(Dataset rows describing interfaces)
Start of Block

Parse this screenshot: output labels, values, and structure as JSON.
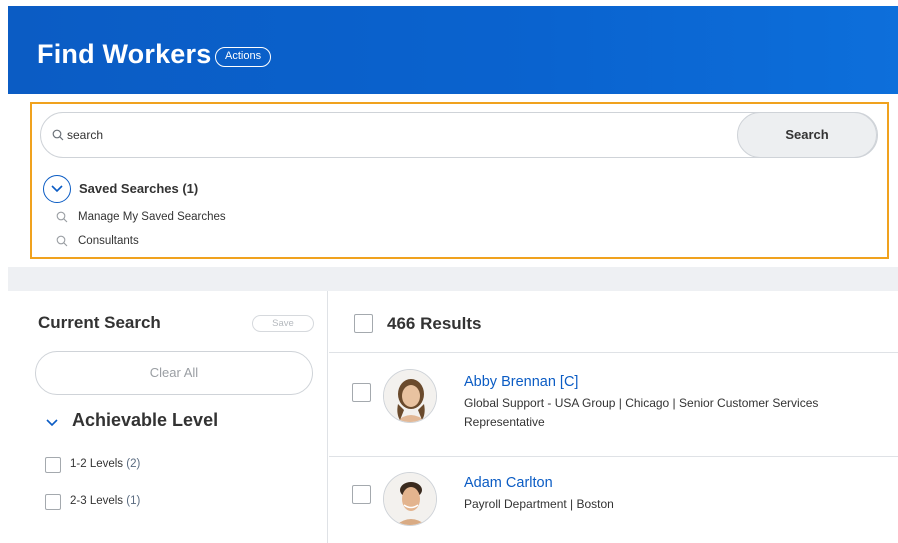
{
  "header": {
    "title": "Find Workers",
    "actions_label": "Actions",
    "color": "#0b5cc4"
  },
  "search": {
    "value": "search",
    "button_label": "Search",
    "highlight_color": "#f0a21e"
  },
  "saved_searches": {
    "title": "Saved Searches (1)",
    "items": [
      {
        "label": "Manage My Saved Searches",
        "icon": "search-icon"
      },
      {
        "label": "Consultants",
        "icon": "search-icon"
      }
    ]
  },
  "current_search": {
    "title": "Current Search",
    "save_label": "Save",
    "clear_all_label": "Clear All",
    "facet": {
      "title": "Achievable Level",
      "options": [
        {
          "label": "1-2 Levels",
          "count": "(2)"
        },
        {
          "label": "2-3 Levels",
          "count": "(1)"
        }
      ]
    }
  },
  "results": {
    "count_label": "466 Results",
    "items": [
      {
        "name": "Abby Brennan [C]",
        "description": "Global Support - USA Group | Chicago | Senior Customer Services Representative",
        "avatar": "female-avatar"
      },
      {
        "name": "Adam Carlton",
        "description": "Payroll Department | Boston",
        "avatar": "male-avatar"
      }
    ]
  }
}
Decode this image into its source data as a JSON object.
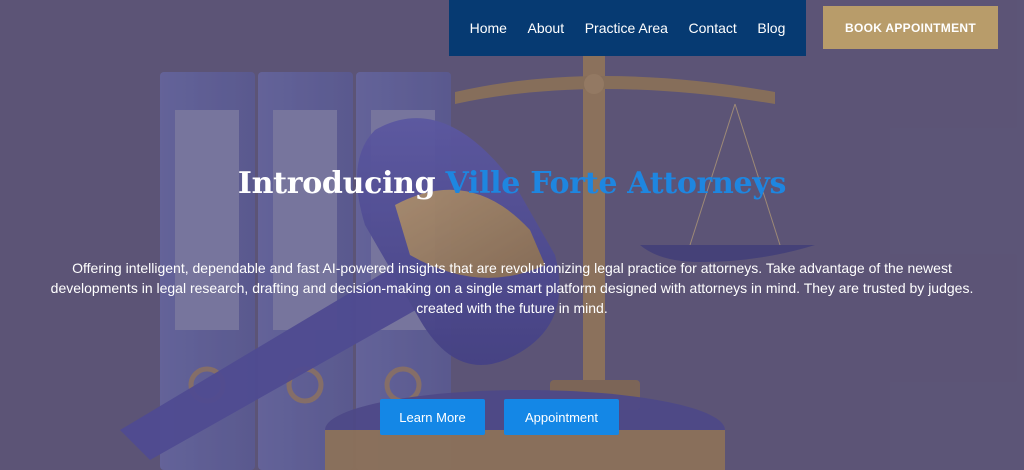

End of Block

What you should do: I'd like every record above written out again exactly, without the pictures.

Exercise answer:
Parse this screenshot: output labels, values, and structure as JSON.
{
  "header": {
    "title": "Find Workers",
    "actions_label": "Actions",
    "color": "#0b5cc4"
  },
  "search": {
    "value": "search",
    "button_label": "Search",
    "highlight_color": "#f0a21e"
  },
  "saved_searches": {
    "title": "Saved Searches (1)",
    "items": [
      {
        "label": "Manage My Saved Searches",
        "icon": "search-icon"
      },
      {
        "label": "Consultants",
        "icon": "search-icon"
      }
    ]
  },
  "current_search": {
    "title": "Current Search",
    "save_label": "Save",
    "clear_all_label": "Clear All",
    "facet": {
      "title": "Achievable Level",
      "options": [
        {
          "label": "1-2 Levels",
          "count": "(2)"
        },
        {
          "label": "2-3 Levels",
          "count": "(1)"
        }
      ]
    }
  },
  "results": {
    "count_label": "466 Results",
    "items": [
      {
        "name": "Abby Brennan [C]",
        "description": "Global Support - USA Group | Chicago | Senior Customer Services Representative",
        "avatar": "female-avatar"
      },
      {
        "name": "Adam Carlton",
        "description": "Payroll Department | Boston",
        "avatar": "male-avatar"
      }
    ]
  }
}
Decode this image into its source data as a JSON object.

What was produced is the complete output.